Finally, and obviously of greatest importance to the court, cited as an irregularity was a statement during Mr. Jacobs's testimony that the court took to be a flagrant request for punitive damages. The statement, set forth in the margin, responded to questioning about why Mr. Jacobs was angry. Counsel for Calvary did not object. He attempted, though, to cross-examine on the subject because he thought Mr. Jacobs claimed that Calvary did not safeguard the crypt better because it was trying to save money. During colloquy, the court gave the remark the "punitive damages" interpretation, but also noted that Calvary had raised no objection during Mr. Jacobs's testimony.
"Q Are you angry?
"A Very much so.
"Q Do you know what you are angry about?
"A I'm angry that somebody did this to my little girl. I'm angry that somebody allowed this to happen through their own stupidity. I hope they saved enough to make it worthwhile."
 In the circumstances, we cannot consider the statement an irregularity. At most, it might be considered an appeal to passion and prejudice. So considered, however, it falls short of supporting the order. Strictly speaking, the statement was unsolicited. However, as an expression of anger it was responsive to the question. Moreover, while arguably it was subject to the interpretation the court gave it, it was subject to completely innocent interpretations as well.

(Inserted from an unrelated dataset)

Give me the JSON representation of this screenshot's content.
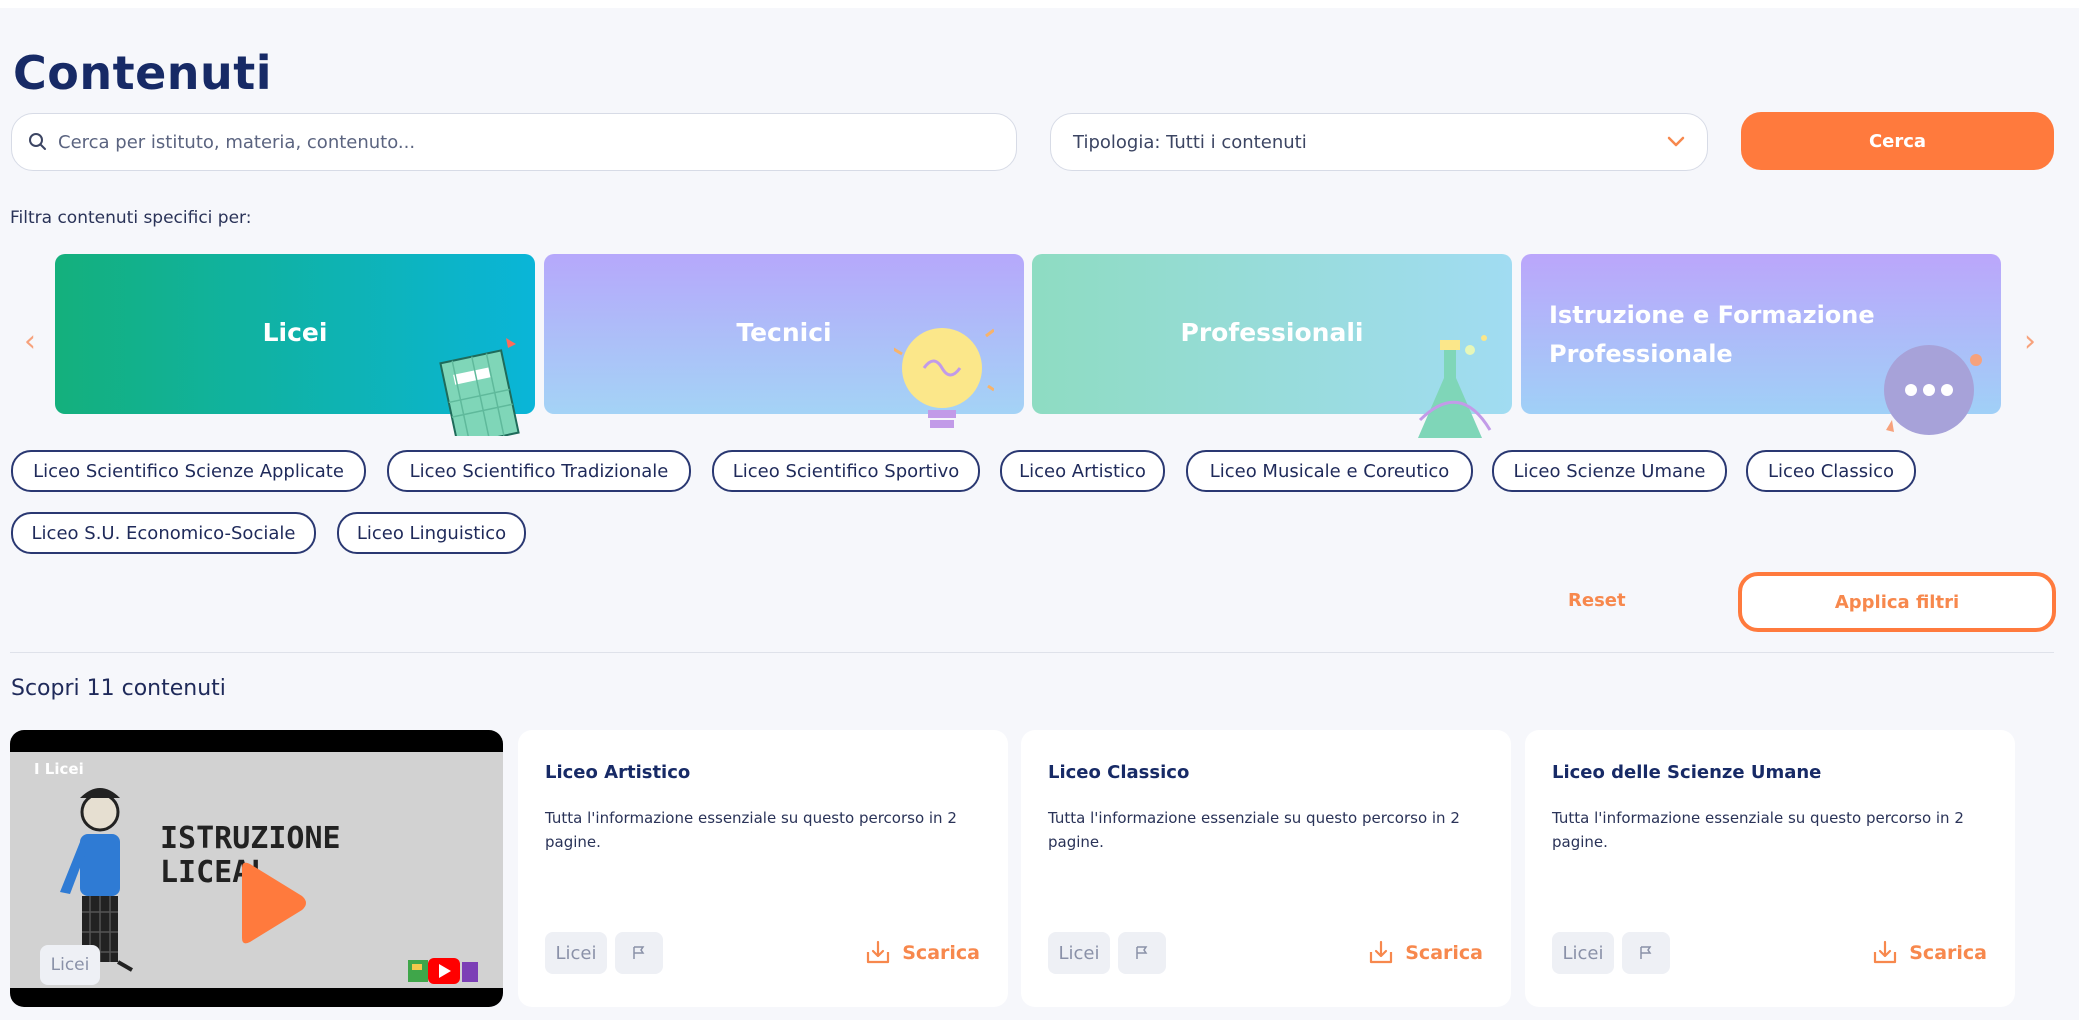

An observation in Bingaman aptly describes this case:
Before passion or prejudice can justify reduction of a jury verdict, it must be of such manifest clarity as to make it unmistakable. This is not a case wherein the judgment of the jury has been so distorted by passion generated at trial that the court has the duty to substitute reason for retribution. Other than the amount of the verdict, the record in this case discloses nothing to suggest that the jury was prejudiced against the defendants or that it was incited by passion to regard the defense case unfairly.

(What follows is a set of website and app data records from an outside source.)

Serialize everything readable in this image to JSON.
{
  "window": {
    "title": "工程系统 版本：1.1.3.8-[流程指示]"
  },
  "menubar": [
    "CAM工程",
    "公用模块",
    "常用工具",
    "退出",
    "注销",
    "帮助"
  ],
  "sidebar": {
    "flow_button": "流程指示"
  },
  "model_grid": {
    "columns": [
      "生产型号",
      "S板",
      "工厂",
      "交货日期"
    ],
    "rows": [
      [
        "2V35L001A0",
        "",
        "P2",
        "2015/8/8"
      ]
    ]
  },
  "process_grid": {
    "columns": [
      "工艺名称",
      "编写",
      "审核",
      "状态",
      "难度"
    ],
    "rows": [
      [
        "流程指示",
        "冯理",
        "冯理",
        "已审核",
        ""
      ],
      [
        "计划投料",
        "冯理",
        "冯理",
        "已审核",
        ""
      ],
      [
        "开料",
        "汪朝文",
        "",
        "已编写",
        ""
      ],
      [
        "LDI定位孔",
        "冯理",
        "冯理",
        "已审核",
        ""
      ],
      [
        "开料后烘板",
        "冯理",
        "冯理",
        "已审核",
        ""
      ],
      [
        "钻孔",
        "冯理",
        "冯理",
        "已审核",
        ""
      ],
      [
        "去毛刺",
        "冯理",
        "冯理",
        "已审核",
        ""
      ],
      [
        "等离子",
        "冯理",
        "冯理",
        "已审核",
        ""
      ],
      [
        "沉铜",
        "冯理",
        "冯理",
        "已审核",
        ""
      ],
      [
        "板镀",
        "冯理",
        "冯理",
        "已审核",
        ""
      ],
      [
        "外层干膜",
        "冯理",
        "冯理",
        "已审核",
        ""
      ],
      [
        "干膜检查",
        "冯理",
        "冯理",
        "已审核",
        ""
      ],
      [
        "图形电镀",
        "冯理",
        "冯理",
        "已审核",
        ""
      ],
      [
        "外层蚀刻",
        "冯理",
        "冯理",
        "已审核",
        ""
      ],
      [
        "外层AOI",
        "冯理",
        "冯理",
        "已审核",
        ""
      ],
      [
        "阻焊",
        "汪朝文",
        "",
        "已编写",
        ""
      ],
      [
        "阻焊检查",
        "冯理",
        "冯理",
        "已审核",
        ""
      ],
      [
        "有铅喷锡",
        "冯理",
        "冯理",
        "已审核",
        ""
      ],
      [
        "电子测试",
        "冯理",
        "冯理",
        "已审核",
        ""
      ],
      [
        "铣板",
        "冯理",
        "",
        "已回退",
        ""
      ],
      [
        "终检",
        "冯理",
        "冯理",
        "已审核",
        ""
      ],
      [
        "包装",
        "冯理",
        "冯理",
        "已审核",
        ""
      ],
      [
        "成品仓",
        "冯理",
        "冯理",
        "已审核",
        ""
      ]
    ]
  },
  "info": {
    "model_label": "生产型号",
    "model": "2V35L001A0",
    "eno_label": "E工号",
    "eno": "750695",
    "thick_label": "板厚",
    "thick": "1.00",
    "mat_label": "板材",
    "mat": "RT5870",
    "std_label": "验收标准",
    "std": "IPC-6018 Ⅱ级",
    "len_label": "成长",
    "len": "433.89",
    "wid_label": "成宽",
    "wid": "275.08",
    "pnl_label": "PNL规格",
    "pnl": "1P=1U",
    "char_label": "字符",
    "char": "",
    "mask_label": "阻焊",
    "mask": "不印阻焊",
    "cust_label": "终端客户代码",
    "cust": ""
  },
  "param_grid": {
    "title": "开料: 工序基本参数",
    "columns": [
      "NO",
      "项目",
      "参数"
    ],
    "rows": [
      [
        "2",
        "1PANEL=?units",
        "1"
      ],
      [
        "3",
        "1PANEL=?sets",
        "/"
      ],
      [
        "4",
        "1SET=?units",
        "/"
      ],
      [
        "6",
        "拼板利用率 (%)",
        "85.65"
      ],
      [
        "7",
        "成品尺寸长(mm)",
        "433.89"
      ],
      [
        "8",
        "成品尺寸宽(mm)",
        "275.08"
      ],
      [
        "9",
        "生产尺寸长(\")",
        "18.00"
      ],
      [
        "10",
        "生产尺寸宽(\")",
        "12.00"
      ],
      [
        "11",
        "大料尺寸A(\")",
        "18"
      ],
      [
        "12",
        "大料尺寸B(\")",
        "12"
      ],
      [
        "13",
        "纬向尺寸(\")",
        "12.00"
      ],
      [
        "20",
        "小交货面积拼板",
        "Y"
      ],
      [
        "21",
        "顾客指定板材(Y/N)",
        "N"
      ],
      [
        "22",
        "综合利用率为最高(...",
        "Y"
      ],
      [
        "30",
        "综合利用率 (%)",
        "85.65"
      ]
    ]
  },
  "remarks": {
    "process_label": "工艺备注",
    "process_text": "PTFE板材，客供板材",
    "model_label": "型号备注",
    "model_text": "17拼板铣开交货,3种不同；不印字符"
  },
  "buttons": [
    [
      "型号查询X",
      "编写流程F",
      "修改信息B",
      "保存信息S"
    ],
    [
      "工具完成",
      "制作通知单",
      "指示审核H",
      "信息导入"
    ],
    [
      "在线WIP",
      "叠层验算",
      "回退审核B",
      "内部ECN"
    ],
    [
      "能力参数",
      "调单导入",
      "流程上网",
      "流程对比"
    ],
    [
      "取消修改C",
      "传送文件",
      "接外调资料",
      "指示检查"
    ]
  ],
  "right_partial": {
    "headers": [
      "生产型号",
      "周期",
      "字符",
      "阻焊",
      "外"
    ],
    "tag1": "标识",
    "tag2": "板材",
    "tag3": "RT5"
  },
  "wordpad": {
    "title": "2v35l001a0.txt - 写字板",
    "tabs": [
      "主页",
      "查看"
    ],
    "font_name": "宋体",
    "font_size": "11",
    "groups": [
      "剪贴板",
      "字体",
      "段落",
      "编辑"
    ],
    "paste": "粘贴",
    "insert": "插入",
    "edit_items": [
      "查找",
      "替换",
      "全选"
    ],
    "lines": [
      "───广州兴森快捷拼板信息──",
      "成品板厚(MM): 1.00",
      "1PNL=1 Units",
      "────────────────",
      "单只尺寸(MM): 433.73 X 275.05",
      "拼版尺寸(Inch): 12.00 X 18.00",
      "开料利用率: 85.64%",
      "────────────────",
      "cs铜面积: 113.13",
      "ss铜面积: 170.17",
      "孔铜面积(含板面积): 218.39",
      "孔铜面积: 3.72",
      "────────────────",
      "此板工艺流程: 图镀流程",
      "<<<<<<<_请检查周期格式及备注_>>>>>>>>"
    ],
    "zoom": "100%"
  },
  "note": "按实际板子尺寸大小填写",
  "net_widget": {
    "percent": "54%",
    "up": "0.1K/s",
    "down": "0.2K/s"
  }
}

Bingaman, 103 Wn.2d at 836.
The alternative order is reversed; the verdict is reinstated and affirmed.
ALEXANDER, A.C.J., and PETRICH, J., concur.
After modification, further reconsideration denied January 24, 1989.
Review denied at 112 Wn.2d 1015 (1989).